The women's ice hockey team has spent much of Winter Break on campus, training for the season ahead and competing in matches against fellow NESCAC teams. The Polar Bears seek to advance in conference standings at home in Watson Arena this week after mixed results in their last two road matches, hosting Wesleyan tomorrow and Trinity on Saturday.

The team suffered a tough loss at Connecticut College last Sunday, with the Camels scoring three goals in the second period.

Kim Tess-Wanat '13 scored the first goal of the evening for the Polar Bears and Bowdoin led 2-1 for much of the second period after Emily Tang '14 found the back of the net early in the frame.

However, two quick goals by the Camels, just 53 seconds apart, gave the home team a 3-2 lead. At the tail end of the second period, Kelsey Kirker put the puck past Bowdoin goalkeeper Kayla Lessard '13 to give the Camels a 4-2 advantage going into the third period and outshooting the Bears 18 to 9.

Ten penalties in the third period gave Bowdoin an opportunity to take advantage of a 4x4.

"At one point we had six on three but we couldn't get it past the goalie," said coach Marissa O'Neil '05.

Dominique Lozzi '12 scored for Bowdoin with 12:01 left in the period, narrowing Connecticut's lead to 4-3. Though Lozzi's goal was not quite enough momentum for the Polar Bears to pull off a tie, Bowdoin managed to prevent the Camels from scoring in the third period. Bowdoin keeper Tara Connolly '13, who replaced Lessard at the start of the third, stopped all 20 scoring attempts during her time in the goal.

"It came down to not capitalizing on chances," said O'Neil. "Conn. found the back of the back of the net. We didn't."

"I think we had moments where we played really well together as a team, however we were unable to play the whole 60 minutes. We battled hard in the third, but we had a good number of penalties, which tired us out quickly and was hard to overcome," said Lozzi.

Despite last Sunday's 4-3 loss to the Camels, Bowdoin tallied a decisive win against Hamilton last Saturday.

The team was slightly apprehensive going into the game, however.

"They came up here in December and we didn't play well. We didn't do anything to combat their approach."

Things were different for last Sunday's game, according to O'Neil.

"We were able to establish our forecheck," she said. "We were able to gain a lot of scoring chances."

Lozzi scored early in the first period and Hamilton's Katie Zimmerman put one between the pipes soon after.

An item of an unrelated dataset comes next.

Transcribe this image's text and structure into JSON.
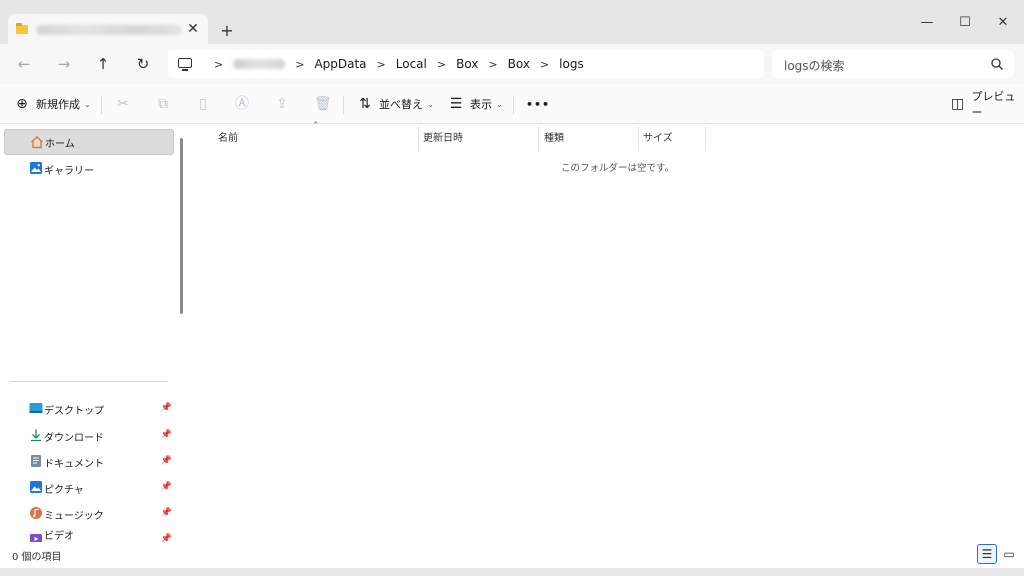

The Polar Bears regained their lead after an unusual goal by Michaela Calnan '11. Calnan shot the puck off the glass from just past the center of the rink as Bowdoin was in the midst of a player swap. Hamilton's keeper, Becca Hazlett emerged from the net to move the puck down the ice but the puck ricocheted off the glass and made into the empty goal. At the end of the first, Bowdoin had established its dominance with an 18-5 shot advantage.

Despite three power plays in the third period, the Continentals failed to get one past Lessard. With just one minute left, Hamilton pulled Hazlett off the ice and put in another skater in an attempt to tie. But Bowdoin's Stephanie Ludy '13 scored off a pass from Lozzi with only 10.5 seconds remaining in the game.

"Everyone who stepped on the ice contributed to what we were trying to accomplish," O'Neil said. "It was a good team effort more so than any individual performance."

"Hamilton was our first game where we clicked as a team for the entire game," Lozzi agreed. "Everyone had their heads where they needed to be and we were very happy with our performance."

With a weekend of mixed results behind them, the Polar Bears are at fourth in the NESCAC standings with a 5-3-0 record. Games against upcoming challengers Trinity (3-1-2) and Wesleyan (0-6-0) will be crucial in determining Bowdoin's place in the conference.

"These are two teams we haven't faced yet this year," said O'Neil. "Every game in the NESCAC is huge."

But O'Neil said her main priority is improving how the Bowdoin team plays, not scoping out the competition.

"We are still a young program," O'Neil said. "Our focus is more on us than [on] our opponents. No matter who the opponent is, we always have the opportunity to compete for a victory."